I watched an interview on BBC News 24 the other night. It was recorded at the Haye Book Festival. I don’t recall the author. He was Irish and that seemed to be important to him. I didn’t take note of his name because I was immediately distracted, and not a little annoyed, by three things.
Now, I’ve never been to a book, or literary festival. Not being able to read [!] there seemed little point. This being the case, I didn’t know what to expect visually. I kind of envisaged a marquee with a few plastic seats laid out and the author and interviewer/MC sitting out front, but on the same level as the guests, who I took to be a handful of folks attending mainly to get out of the rain. More spare seats than full ones - I mean, who really wants to listen to some self-obsessed author talking about his or her books?
I don’t suppose anyone like myself, or the likes of Remittance Girl, would go down too well at these kind of functions anyway! I shouldn’t speak for myself, but I would guess that her books, of which I am a huge fan, might hold up too honest a mirror for the liking of many of the attendees.

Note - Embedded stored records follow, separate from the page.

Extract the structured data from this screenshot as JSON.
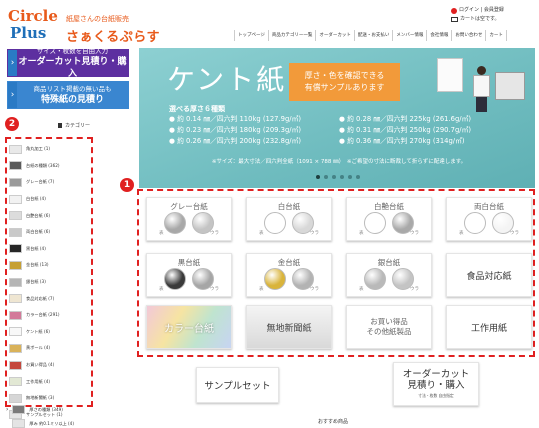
{
  "header": {
    "logo_circle": "Circle",
    "logo_plus": "Plus",
    "logo_sub": "紙屋さんの台紙販売",
    "logo_name": "さぁくるぷらす",
    "account_line1": "ログイン | 会員登録",
    "account_line2": "カートは空です。",
    "nav": [
      "トップページ",
      "商品カテゴリー一覧",
      "オーダーカット",
      "配送・お支払い",
      "メンバー情報",
      "会社情報",
      "お問い合わせ",
      "カート"
    ]
  },
  "side_banners": [
    {
      "line1": "サイズ・枚数を自由入力",
      "line2": "オーダーカット見積り・購入"
    },
    {
      "line1": "商品リスト掲載の無い品も",
      "line2": "特殊紙の見積り"
    }
  ],
  "category": {
    "heading": "カテゴリー",
    "items": [
      {
        "label": "角丸加工 (1)",
        "color": "#e9e9e9"
      },
      {
        "label": "台紙の種類 (362)",
        "color": "#5a5a5a"
      },
      {
        "label": "グレー台紙 (7)",
        "color": "#9a9a9a"
      },
      {
        "label": "白台紙 (4)",
        "color": "#f2f2f2"
      },
      {
        "label": "白艶台紙 (6)",
        "color": "#dcdcdc"
      },
      {
        "label": "両白台紙 (6)",
        "color": "#c9c9c9"
      },
      {
        "label": "黒台紙 (4)",
        "color": "#262626"
      },
      {
        "label": "金台紙 (13)",
        "color": "#c6a034"
      },
      {
        "label": "銀台紙 (3)",
        "color": "#b5b5b5"
      },
      {
        "label": "食品対応紙 (7)",
        "color": "#efe6d2"
      },
      {
        "label": "カラー台紙 (291)",
        "color": "#d37a9a"
      },
      {
        "label": "ケント紙 (6)",
        "color": "#f8f8f8"
      },
      {
        "label": "黄ボール (4)",
        "color": "#d9b25a"
      },
      {
        "label": "お買い得品 (4)",
        "color": "#c4483d"
      },
      {
        "label": "工作用紙 (4)",
        "color": "#e2e8d4"
      },
      {
        "label": "無地新聞紙 (3)",
        "color": "#d6d6d6"
      },
      {
        "label": "サンプルセット (1)",
        "color": "#e5e5e5"
      }
    ],
    "below": [
      "厚さの種類 (349)",
      "厚み 約0.1ミリ以上 (4)"
    ]
  },
  "badges": {
    "one": "1",
    "two": "2"
  },
  "hero": {
    "title": "ケント紙",
    "box_line1": "厚さ・色を確認できる",
    "box_line2": "有償サンプルあります",
    "subtitle": "選べる厚さ６種類",
    "thickness": [
      [
        "● 約 0.14 ㎜／四六判 110kg (127.9g/㎡)",
        "● 約 0.28 ㎜／四六判 225kg (261.6g/㎡)"
      ],
      [
        "● 約 0.23 ㎜／四六判 180kg (209.3g/㎡)",
        "● 約 0.31 ㎜／四六判 250kg (290.7g/㎡)"
      ],
      [
        "● 約 0.26 ㎜／四六判 200kg (232.8g/㎡)",
        "● 約 0.36 ㎜／四六判 270kg (314g/㎡)"
      ]
    ],
    "note": "※サイズ：最大寸法／四六判全紙（1091 × 788 ㎜）　※ご希望の寸法に断裁して折らずに配達します。",
    "dots": 6,
    "active_dot": 0
  },
  "products": {
    "side_front": "表",
    "side_back": "ウラ",
    "tiles": [
      {
        "label": "グレー台紙",
        "front": "#a8a8a8",
        "back": "#c4c4c4"
      },
      {
        "label": "白台紙",
        "front": "#ffffff",
        "back": "#d8d8d8"
      },
      {
        "label": "白艶台紙",
        "front": "#ffffff",
        "back": "#a9a9a9"
      },
      {
        "label": "両白台紙",
        "front": "#ffffff",
        "back": "#f4f4f4"
      },
      {
        "label": "黒台紙",
        "front": "#3a3a3a",
        "back": "#a6a6a6"
      },
      {
        "label": "金台紙",
        "front": "#d9b43b",
        "back": "#b3b3b3"
      },
      {
        "label": "銀台紙",
        "front": "#b9b9b9",
        "back": "#c4c4c4"
      }
    ],
    "food": "食品対応紙",
    "color": "カラー台紙",
    "newspaper": "無地新聞紙",
    "bargain_line1": "お買い得品",
    "bargain_line2": "その他紙製品",
    "craft": "工作用紙"
  },
  "buttons": {
    "sample": "サンプルセット",
    "order_line1": "オーダーカット",
    "order_line2": "見積り・購入",
    "order_line3": "寸法・枚数 自由指定"
  },
  "recommend": "おすすめ商品"
}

Anyway, there was the scene. A stage, no less, with two chairs and what appeared to be a coffee table between the interviewer and the author, like he’d just dropped in for a cup on his way to somewhere else! Annoying thing No.1.

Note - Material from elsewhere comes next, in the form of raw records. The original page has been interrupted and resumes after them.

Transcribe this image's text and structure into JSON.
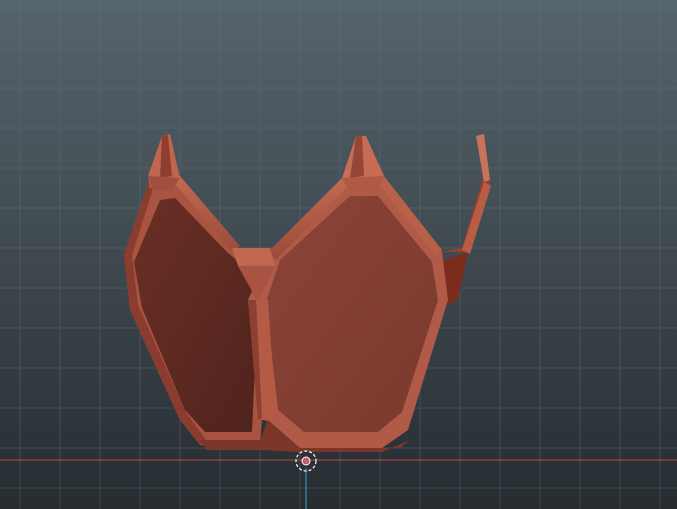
{
  "viewport": {
    "colors": {
      "background_top": "#56646c",
      "background_bottom": "#262c30",
      "grid_line": "#6a787f",
      "ground_axis_x": "#b8423f",
      "ground_axis_z": "#3f9fd0",
      "model_base": "#8a4033",
      "model_light": "#b5604b",
      "model_dark": "#5a271f"
    }
  },
  "model": {
    "name": "faceted-bowl-mesh"
  },
  "gizmo": {
    "icon": "pivot-target-icon"
  }
}
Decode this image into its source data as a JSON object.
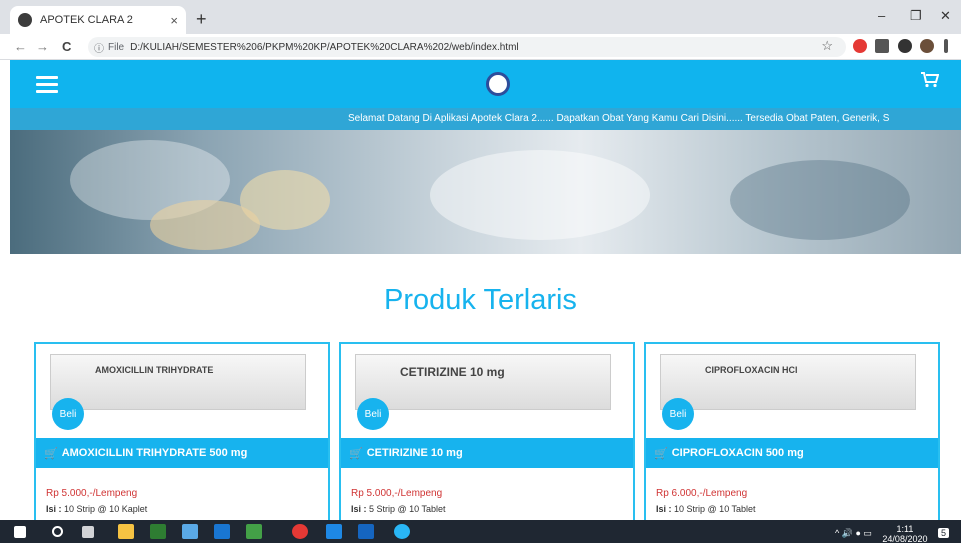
{
  "browser": {
    "tab_title": "APOTEK CLARA 2",
    "tab_close": "×",
    "new_tab": "+",
    "window_controls": {
      "minimize": "–",
      "restore": "❐",
      "close": "✕"
    },
    "nav": {
      "back": "←",
      "forward": "→",
      "reload": "C"
    },
    "address": {
      "info": "ⓘ",
      "scheme": "File",
      "url": "D:/KULIAH/SEMESTER%206/PKPM%20KP/APOTEK%20CLARA%202/web/index.html"
    },
    "star": "☆"
  },
  "site": {
    "cart_icon": "cart-icon",
    "marquee": "Selamat Datang Di Aplikasi Apotek Clara 2...... Dapatkan Obat Yang Kamu Cari Disini...... Tersedia Obat Paten, Generik, S",
    "section_title": "Produk Terlaris",
    "accent": "#17b3ee"
  },
  "products": [
    {
      "name": "AMOXICILLIN TRIHYDRATE 500 mg",
      "pack_text": "AMOXICILLIN TRIHYDRATE",
      "beli": "Beli",
      "price": "Rp 5.000,-/Lempeng",
      "isi_label": "Isi :",
      "isi_value": "10 Strip @ 10 Kaplet"
    },
    {
      "name": "CETIRIZINE 10 mg",
      "pack_text": "CETIRIZINE 10 mg",
      "beli": "Beli",
      "price": "Rp 5.000,-/Lempeng",
      "isi_label": "Isi :",
      "isi_value": "5 Strip @ 10 Tablet"
    },
    {
      "name": "CIPROFLOXACIN 500 mg",
      "pack_text": "CIPROFLOXACIN HCl",
      "beli": "Beli",
      "price": "Rp 6.000,-/Lempeng",
      "isi_label": "Isi :",
      "isi_value": "10 Strip @ 10 Tablet"
    }
  ],
  "taskbar": {
    "time": "1:11",
    "date": "24/08/2020",
    "notification_count": "5"
  }
}
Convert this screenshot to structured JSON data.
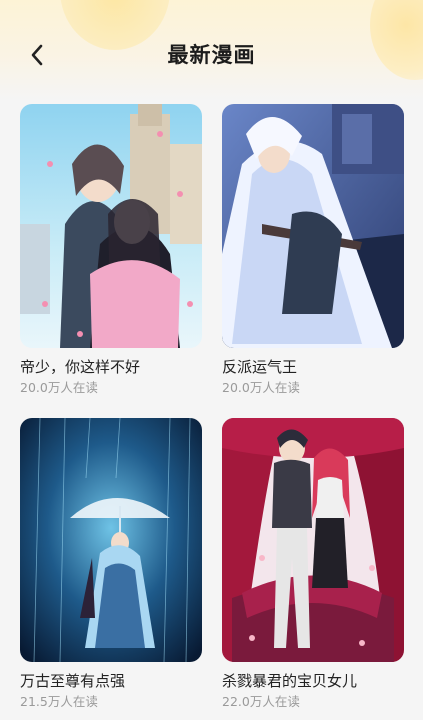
{
  "header": {
    "title": "最新漫画",
    "back_icon": "chevron-left-icon"
  },
  "comics": [
    {
      "title": "帝少，你这样不好",
      "readers": "20.0万人在读"
    },
    {
      "title": "反派运气王",
      "readers": "20.0万人在读"
    },
    {
      "title": "万古至尊有点强",
      "readers": "21.5万人在读"
    },
    {
      "title": "杀戮暴君的宝贝女儿",
      "readers": "22.0万人在读"
    }
  ],
  "colors": {
    "accent": "#fde7a4",
    "background": "#f5f5f5",
    "title_text": "#1c1c1c",
    "subtitle_text": "#9a9a9a"
  }
}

Then, wait for it, to the right of the stage was, a bookcase! A bookcase, full of unread books. ‘Serious Literary Fiction’ then, no doubt! So, was this was someone’s lounge or study? Could it actually be that of the author? Obviously the interviewer was an old friend and had actually come to visit the writer in their own home. That was the explanation, obviously! Annoying thing No.2.
So, what was annoying thing No.3? Well that was the audience, seated not on plastic chairs but in quite plush seating. Now I don’t know how choreographed things are for a broadcast of this nature. I mean, are things allowed to get a little ‘out of hand’? Is audience dissent tolerated? - comments like, “yeah, I read your book and it was a load of pretentious crap” or “You are so far up your own arse Matey, you’ve vanished”.

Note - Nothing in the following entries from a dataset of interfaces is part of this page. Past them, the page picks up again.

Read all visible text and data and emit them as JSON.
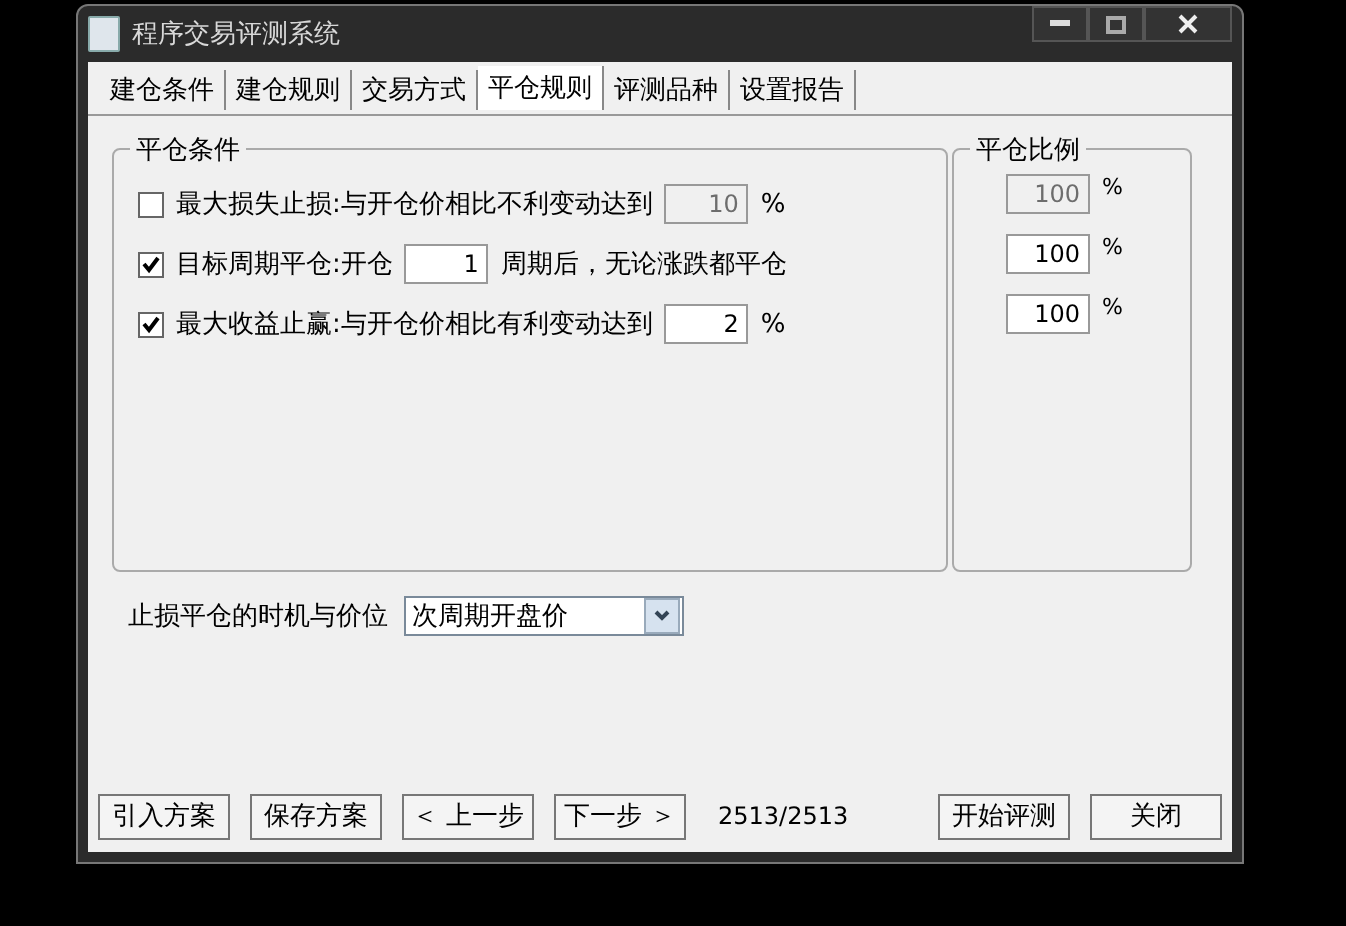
{
  "window": {
    "title": "程序交易评测系统"
  },
  "tabs": [
    {
      "label": "建仓条件",
      "selected": false
    },
    {
      "label": "建仓规则",
      "selected": false
    },
    {
      "label": "交易方式",
      "selected": false
    },
    {
      "label": "平仓规则",
      "selected": true
    },
    {
      "label": "评测品种",
      "selected": false
    },
    {
      "label": "设置报告",
      "selected": false
    }
  ],
  "conditions": {
    "title": "平仓条件",
    "rows": [
      {
        "checked": false,
        "label": "最大损失止损:与开仓价相比不利变动达到",
        "value": "10",
        "disabled": true,
        "after": "%"
      },
      {
        "checked": true,
        "label": "目标周期平仓:开仓",
        "value": "1",
        "disabled": false,
        "after": "周期后，无论涨跌都平仓"
      },
      {
        "checked": true,
        "label": "最大收益止赢:与开仓价相比有利变动达到",
        "value": "2",
        "disabled": false,
        "after": "%"
      }
    ]
  },
  "ratios": {
    "title": "平仓比例",
    "rows": [
      {
        "value": "100",
        "disabled": true,
        "unit": "%"
      },
      {
        "value": "100",
        "disabled": false,
        "unit": "%"
      },
      {
        "value": "100",
        "disabled": false,
        "unit": "%"
      }
    ]
  },
  "timing": {
    "label": "止损平仓的时机与价位",
    "value": "次周期开盘价"
  },
  "footer": {
    "buttons_left": [
      "引入方案",
      "保存方案",
      "＜ 上一步",
      "下一步 ＞"
    ],
    "counter": "2513/2513",
    "buttons_right": [
      "开始评测",
      "关闭"
    ]
  }
}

Of course the BBC would undoubtedly edit out such interventions anyway, but their output showed the audience at the other extreme of the behavioural spectrum. The audience were enraptured and, of course, oh so thoughtful. Many were shown with their chins in their hands, in an ‘I think, therefore I am’ sort of pose, or with their heads slightly enough cocked to one side, so as to indicate that “I am listening oh-so intently, and of everyone here, only I fully get the author’s message”. One can almost imagine suitable pseuds being picked out and filmed separately, then the sequences edited back in. Yuk!
I do recall a piece of television that was much more entertaining, however. It was a documentary on the Vietnam war photographer Tim Page. I have a copy of Tim Page’s NAM, and it is one of my very favourite books. I love this man’s honesty. As I recall, near the end of this documentary, there was a Q & A session following a presentation at the ICA in London. A female member of the audience with an obvious agenda suggested, in a somewhat accusatory manner, that his photos seemed to glamorise war. He replied that war could be glamorous. He said that riding around in the rear cockpit of an F4 Phantom or in a Huey helicopter gunship was glamorous. He said it was like trying to take the glamour out of the Rolling Stones – it simply couldn’t be done.
Somewhat taken aback, the questioner then asked him, having stopped covering wars, what he did with his time these days? Masturbate, was his answer. Now that is style! The best liberal luvvie ‘put down’ I’ve ever seen. Now literary festivals like that would be well worth attending!
Book Festivals, Posed Sets, Liberal Luvvies and Pseuds